Wildfire Recovery Efforts in the Santiam Canyon

By Kailey Kornhauser

January 31, 2022

In September 2020, the Santiam Canyon experienced wildfires that burned more than 200,000 acres in the Detroit, Mill City and Gates areas. These fires left almost 725 homes in need of replacement or repair in Marion and Linn counties and damaged integral infrastructure to the region. The communities, which are largely reliant on the tourism economy, saw a loss of an estimated 250 jobs and about $4.4 million in annual income post-fire.

In addition to critical infrastructure, the wildfires also impacted a large quantity of recreational sites in the area. The Beachie Creek and Lionshead fires impacted a collective 59.1 miles of trail, 36 trailheads, 21 campgrounds and six day-use areas. More than a year later, at least 30 managed recreation sites remain closed. Popular sites like Opal Creek and Three Pools Day-Use Area, which draw upwards of 450,000 visitors annually, were closed due to fire impact. Post-fire there were closer to 10,000 annual site visits to these areas.

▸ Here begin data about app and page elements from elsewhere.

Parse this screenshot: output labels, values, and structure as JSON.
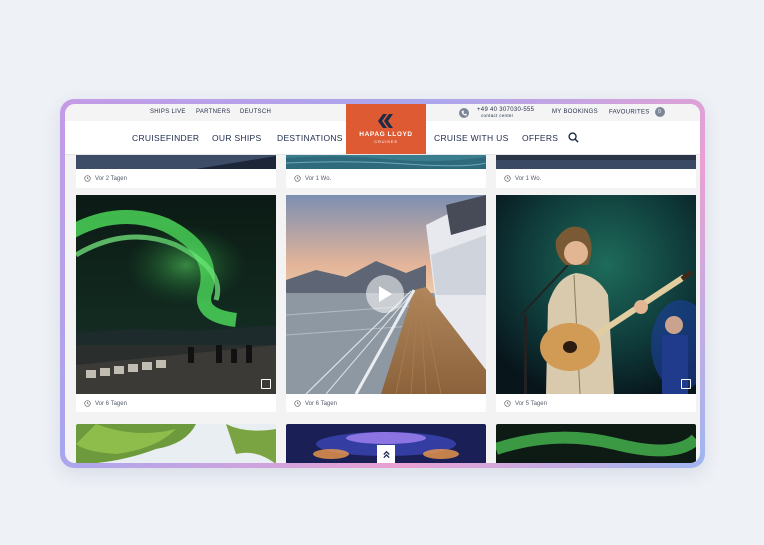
{
  "topbar": {
    "ships_live": "SHIPS LIVE",
    "partners": "PARTNERS",
    "language": "DEUTSCH",
    "phone_number": "+49 40 307030-555",
    "contact_center": "contact center",
    "my_bookings": "MY BOOKINGS",
    "favourites": "FAVOURITES",
    "favourites_count": "0"
  },
  "nav": {
    "cruisefinder": "CRUISEFINDER",
    "our_ships": "OUR SHIPS",
    "destinations": "DESTINATIONS",
    "cruise_with_us": "CRUISE WITH US",
    "offers": "OFFERS"
  },
  "logo": {
    "name": "HAPAG LLOYD",
    "sub": "CRUISES",
    "color": "#dd5a32"
  },
  "posts": {
    "row1": [
      "Vor 2 Tagen",
      "Vor 1 Wo.",
      "Vor 1 Wo."
    ],
    "row2": [
      "Vor 6 Tagen",
      "Vor 6 Tagen",
      "Vor 5 Tagen"
    ]
  },
  "icons": {
    "time": "clock-icon",
    "search": "search-icon",
    "phone": "phone-icon",
    "gallery": "gallery-icon",
    "play": "play-icon",
    "scroll_top": "chevron-double-up-icon"
  }
}
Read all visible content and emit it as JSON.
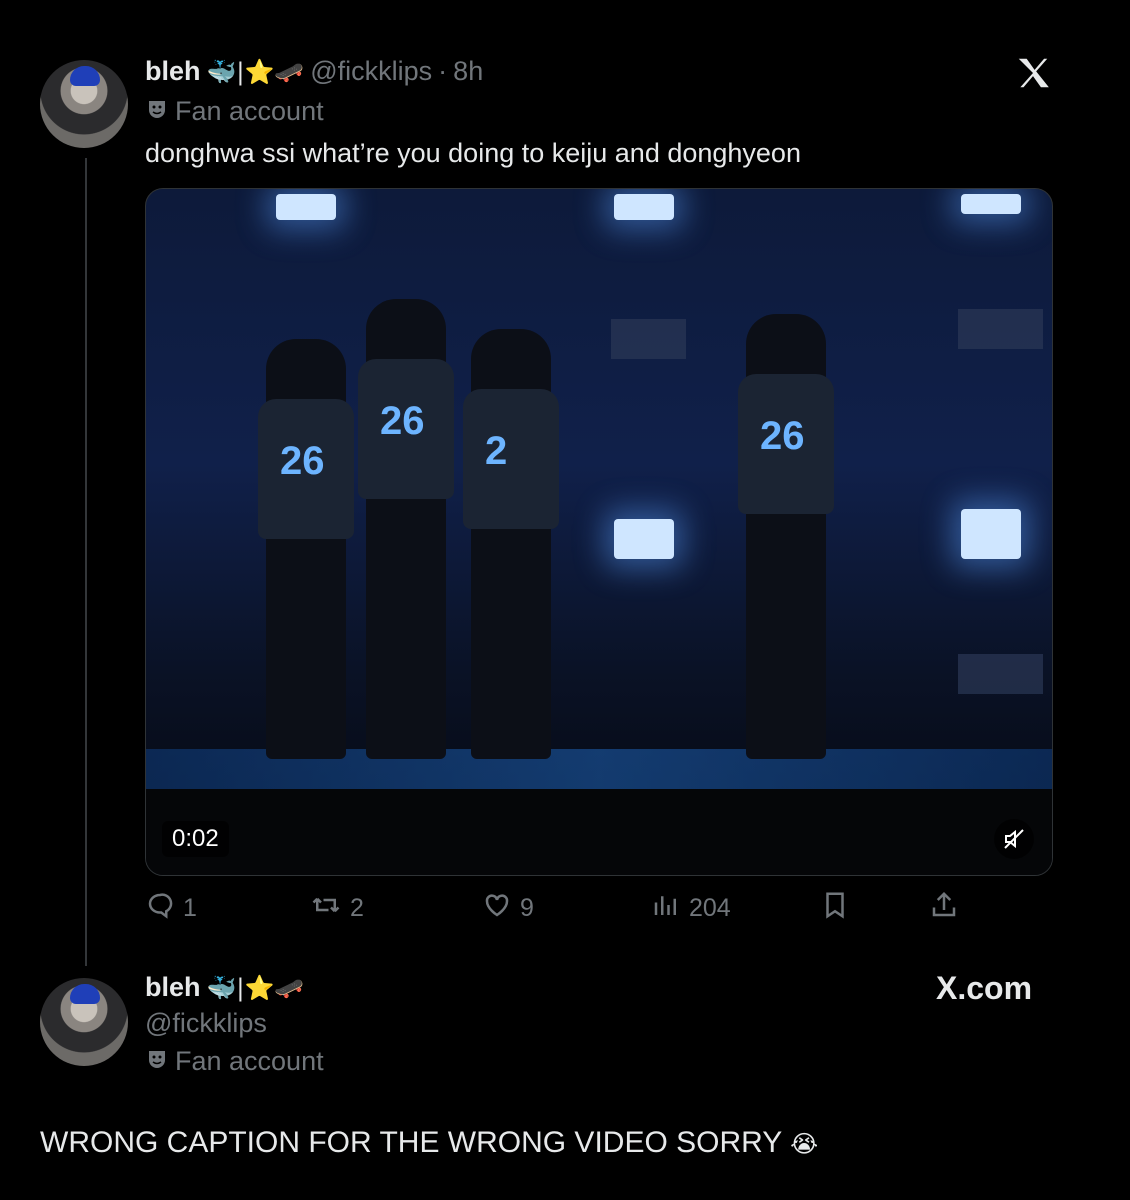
{
  "tweet": {
    "display_name": "bleh",
    "badges": "🐳|⭐🛹",
    "handle": "@fickklips",
    "separator": "·",
    "time": "8h",
    "label": "Fan account",
    "text": "donghwa ssi what’re you doing to keiju and donghyeon",
    "video_time": "0:02",
    "video_numbers": [
      "26",
      "26",
      "2",
      "26"
    ],
    "stats": {
      "replies": "1",
      "reposts": "2",
      "likes": "9",
      "views": "204"
    }
  },
  "quote_card": {
    "display_name": "bleh",
    "badges": "🐳|⭐🛹",
    "handle": "@fickklips",
    "label": "Fan account",
    "brand": "X.com"
  },
  "caption": {
    "text": "WRONG CAPTION FOR THE WRONG VIDEO SORRY",
    "emoji": "😭"
  },
  "icons": {
    "close": "x-logo-icon",
    "reply": "reply-icon",
    "repost": "repost-icon",
    "like": "heart-icon",
    "views": "views-icon",
    "bookmark": "bookmark-icon",
    "share": "share-icon",
    "mute": "mute-icon",
    "fan": "mask-icon"
  },
  "colors": {
    "background": "#000000",
    "text": "#e7e9ea",
    "muted": "#71767b"
  }
}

Efforts to rebuild the communities of Gates, Mill City and Detroit are underway with investment in necessary infrastructure including water, plumbing and electricity taking priority. But this area has historically relied on a recreation-tourism economy, and tourism industry partners are playing a large role in recovery efforts. “These are small communities that rely on people coming through, and even if it’s a stopover for a restaurant or a stopover to grab snacks on the way to hit the trails for the day, it’s so important that we have these conversations to make sure that tourism is sustainable, responsible and offering regenerative ways to work with the community,” says Dawnielle Tehama, executive director of the Willamette Valley Visitors Association.

Tehama notes that a careful balance needs to be struck between focusing energy into rebuilding critical infrastructure for the people who live in these communities while also rebuilding the tourism economy that these communities rely on so they can continue to welcome visitors  when the time is right. “It was important for us at the regional-tourism level to be engaged with the community at the beginning of these conversations, because we want to be able to start ramping up tourism when the community is ready,” says Tehama.

And while the Santiam Canyon may not be ready to return to pre-fire visitation levels just yet, Tehama stresses the importance of the tourism industry remaining committed to these communities: “We got this a lot — especially early on — we got a lot of ‘This really isn’t a place for tourism to be.’ But part of what we do as an industry, and part of what we need to understand as a responsible industry, is that even though we promote and share the areas that we love and live in, telling people when it’s not OK to visit is also supporting those communities.”

As the communities in Santiam Canyon work to rebuild, there is an opportunity to enhance and diversify recreation opportunities. Tehama noted that the community hopes to invest in infrastructure that hasn’t existed before, including mountain biking and hiking trails, new campsites, paddling access, and equestrian use. Regardless of which recreation investments are made, it will be important to keep in mind that opportunities should both benefit visitors and enhance the quality of life for local residents.

As work begins to create new recreation access and restore existing infrastructure, close attention is being paid to the creation of better access roads that allow firefighters to get to wildfires faster. The Willamette Valley Visitors Association and other tourism organizations continue to coordinate with the U.S. Forest Service in order to ensure that recreation tourism returns safely and sustainably in a way that benefits the local communities.